Neither Omar nor his aides were discovered, the sources said on condition of anonymity. U.S. officials refuse to confirm special forces operations.

Special forces had been reported in action Monday near the eastern city of Khost, seizing four people suspected of links to Jalaluddin Haqqani, a prominent Taliban figure. The Khost area is considered dangerous because of deep feuds between rival warlords, and there were conflicting reports of clashes Wednesday.

The Afghan Islamic Press, based in Pakistan, reported that troops loyal to Zakim Khan had captured most government, military and intelligence facilities from loyalists of a bitter rival, Bacha Khan Zadran. Zakim Khan told AIP that he wanted interim leader Hamid Karzai's government to send a delegation to mediate the standoff.

But Amanaullah Zadran, brother of Bacha Khan and the government's minister of border and tribal affairs, said by telephone that his brother's forces were in complete control and that there had been no fighting.

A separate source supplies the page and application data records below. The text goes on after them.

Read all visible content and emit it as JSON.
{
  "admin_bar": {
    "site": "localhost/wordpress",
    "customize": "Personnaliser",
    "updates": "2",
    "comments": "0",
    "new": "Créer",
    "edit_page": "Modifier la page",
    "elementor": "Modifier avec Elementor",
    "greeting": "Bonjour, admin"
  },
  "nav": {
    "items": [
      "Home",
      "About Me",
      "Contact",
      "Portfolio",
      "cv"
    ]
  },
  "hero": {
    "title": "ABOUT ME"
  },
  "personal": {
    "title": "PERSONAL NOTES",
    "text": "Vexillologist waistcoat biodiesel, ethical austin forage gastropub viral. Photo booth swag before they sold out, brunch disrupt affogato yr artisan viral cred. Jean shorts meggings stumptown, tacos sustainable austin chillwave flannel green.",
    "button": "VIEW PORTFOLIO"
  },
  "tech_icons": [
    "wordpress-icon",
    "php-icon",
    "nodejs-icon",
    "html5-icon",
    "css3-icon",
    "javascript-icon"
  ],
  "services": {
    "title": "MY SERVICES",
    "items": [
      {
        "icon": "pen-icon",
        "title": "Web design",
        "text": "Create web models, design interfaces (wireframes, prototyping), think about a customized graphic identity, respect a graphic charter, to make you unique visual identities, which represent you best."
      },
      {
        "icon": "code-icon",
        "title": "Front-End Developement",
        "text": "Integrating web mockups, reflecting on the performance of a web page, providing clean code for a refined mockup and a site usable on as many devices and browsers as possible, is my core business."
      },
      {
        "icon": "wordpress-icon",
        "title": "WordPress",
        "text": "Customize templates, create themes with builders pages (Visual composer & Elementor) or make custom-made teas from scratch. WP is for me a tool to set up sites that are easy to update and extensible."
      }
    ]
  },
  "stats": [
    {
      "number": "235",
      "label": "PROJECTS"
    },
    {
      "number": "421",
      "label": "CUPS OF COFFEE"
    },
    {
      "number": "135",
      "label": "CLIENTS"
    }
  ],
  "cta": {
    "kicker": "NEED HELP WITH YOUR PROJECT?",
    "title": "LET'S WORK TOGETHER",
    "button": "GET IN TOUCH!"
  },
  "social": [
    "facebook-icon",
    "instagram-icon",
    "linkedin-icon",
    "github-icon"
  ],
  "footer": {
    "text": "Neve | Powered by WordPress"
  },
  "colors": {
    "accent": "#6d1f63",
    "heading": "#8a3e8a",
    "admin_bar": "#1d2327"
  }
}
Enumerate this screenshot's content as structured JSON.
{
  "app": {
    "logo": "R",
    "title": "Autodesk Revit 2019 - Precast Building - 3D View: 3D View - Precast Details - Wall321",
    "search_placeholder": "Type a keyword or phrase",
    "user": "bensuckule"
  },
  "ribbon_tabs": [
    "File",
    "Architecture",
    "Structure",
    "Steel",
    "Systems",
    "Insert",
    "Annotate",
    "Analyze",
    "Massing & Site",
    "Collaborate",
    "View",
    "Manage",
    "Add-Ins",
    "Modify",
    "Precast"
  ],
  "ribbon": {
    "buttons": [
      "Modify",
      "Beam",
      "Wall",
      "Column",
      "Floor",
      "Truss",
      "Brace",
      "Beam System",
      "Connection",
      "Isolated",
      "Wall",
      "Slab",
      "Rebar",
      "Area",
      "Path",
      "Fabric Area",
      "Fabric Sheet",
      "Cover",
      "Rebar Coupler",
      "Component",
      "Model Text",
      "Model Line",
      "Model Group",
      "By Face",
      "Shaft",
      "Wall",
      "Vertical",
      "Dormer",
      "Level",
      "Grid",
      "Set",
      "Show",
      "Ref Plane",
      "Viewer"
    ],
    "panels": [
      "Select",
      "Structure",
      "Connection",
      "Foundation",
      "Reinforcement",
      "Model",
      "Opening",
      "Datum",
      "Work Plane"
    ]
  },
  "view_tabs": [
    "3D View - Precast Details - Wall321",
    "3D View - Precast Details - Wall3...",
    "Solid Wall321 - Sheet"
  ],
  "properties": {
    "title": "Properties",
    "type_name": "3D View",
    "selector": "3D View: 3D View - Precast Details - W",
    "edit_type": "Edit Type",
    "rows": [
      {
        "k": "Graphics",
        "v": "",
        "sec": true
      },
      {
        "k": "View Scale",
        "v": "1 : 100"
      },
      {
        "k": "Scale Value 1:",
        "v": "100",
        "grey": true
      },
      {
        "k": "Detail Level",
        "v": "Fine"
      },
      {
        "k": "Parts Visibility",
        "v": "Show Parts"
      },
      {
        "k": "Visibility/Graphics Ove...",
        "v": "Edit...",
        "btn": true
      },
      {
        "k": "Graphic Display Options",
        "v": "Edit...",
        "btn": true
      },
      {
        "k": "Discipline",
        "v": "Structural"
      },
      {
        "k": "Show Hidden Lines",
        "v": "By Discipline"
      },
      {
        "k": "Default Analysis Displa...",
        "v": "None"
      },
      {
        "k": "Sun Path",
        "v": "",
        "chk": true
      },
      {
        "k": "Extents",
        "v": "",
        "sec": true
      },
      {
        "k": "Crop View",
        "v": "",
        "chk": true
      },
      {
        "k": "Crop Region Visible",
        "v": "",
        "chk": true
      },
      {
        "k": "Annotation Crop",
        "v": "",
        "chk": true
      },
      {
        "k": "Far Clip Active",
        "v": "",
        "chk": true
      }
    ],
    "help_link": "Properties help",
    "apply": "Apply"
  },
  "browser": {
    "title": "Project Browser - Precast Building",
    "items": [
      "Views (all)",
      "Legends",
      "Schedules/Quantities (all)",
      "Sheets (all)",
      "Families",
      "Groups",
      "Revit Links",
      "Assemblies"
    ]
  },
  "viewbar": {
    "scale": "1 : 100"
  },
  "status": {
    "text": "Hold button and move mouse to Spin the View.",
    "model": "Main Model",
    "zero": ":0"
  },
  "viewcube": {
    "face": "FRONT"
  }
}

About 3,600 soldiers from the United States and other coalition countries are based at the Kandahar airport. It came under brief attack two weeks ago, and two freshly dug mortar pits were discovered Wednesday north of the airfield. There were no mortars or munitions.

"We'll keep them under observation," Army Command Sgt. Maj. Mark Nielsen said.

Several suspicious individuals were seen by troops on the perimeter during the day, Nielsen said, some of them weaving in and out of abandoned adobe huts.

Asked whether another attack was being prepared, Nielsen said: "I wouldn't put it past them. We'd be fools to think people are not outside looking in."

Meanwhile, a young American who fought with the Taliban, John Walker Lindh, was being flown to the United States. Lindh traveled about 450 miles from the USS Bataan in the northern Arabian Sea, where he had been held for two months, to Kandahar and was transferred to a C-17 military transport.

Lindh was expected to arrive in suburban Washington sometime Wednesday. He faces charges in U.S. federal court in northern Virginia for conspiring to kill Americans, providing support to terrorist organizations and engaging in prohibited transactions with the Taliban. He could be sentenced to life imprisonment if convicted.

Reporters were kept away from the C-17 at Kandahar. The transfer took place under the red low-visibility light of the plane's back ramp, in a steady, cold rain, on the otherwise darkened runway. Lindh could not be seen.

Lindh, a 20-year-old Californian who converted to Islam at age 16, allegedly trained at an al-Qaida camp in Afghanistan and personally met bin Laden.

Lindh was captured in November in the siege of Kunduz and survived a bloody prison uprising by Taliban and al-Qaida members near Mazar-e-Sharif in which CIA operative Johnny "Mike" Spann was killed. There has been no indication he was directly involved in Spann's death.

In other developments:

— Five survivors of a Marine helicopter crash arrived Tuesday in Germany at a U.S. military hospital and were in stable condition, said Landstuhl Regional Medical Center near Ramstein Air Base. The helicopter was on a resupply mission for U.S. forces when it crashed Sunday south of Kabul, killing two Marines.

— Afghan leader Hamid Karzai visited China and won pledges of more aid, but the amount was not specified. An agreement was signed covering $4.6 million in aid that China had already pledged, including $1 million that China offered at an international donors conference in Tokyo.

— The American Civil Liberties Union has sued two New Jersey counties, accusing them of violating state law by not releasing names and other information of detainees held in county jails since the Sept. 11 attacks. The group estimated that 400 to 700 people are being held as part of the government's terrorism probe.

— In Yemen, the government has closed down an Islamic institute where foreigners had been rounded up in recent weeks on residency violations, Education Minister Fadel Abu Ghanem said. It is located in a tribal region where Yemeni forces had been searching for al-Qaida suspects.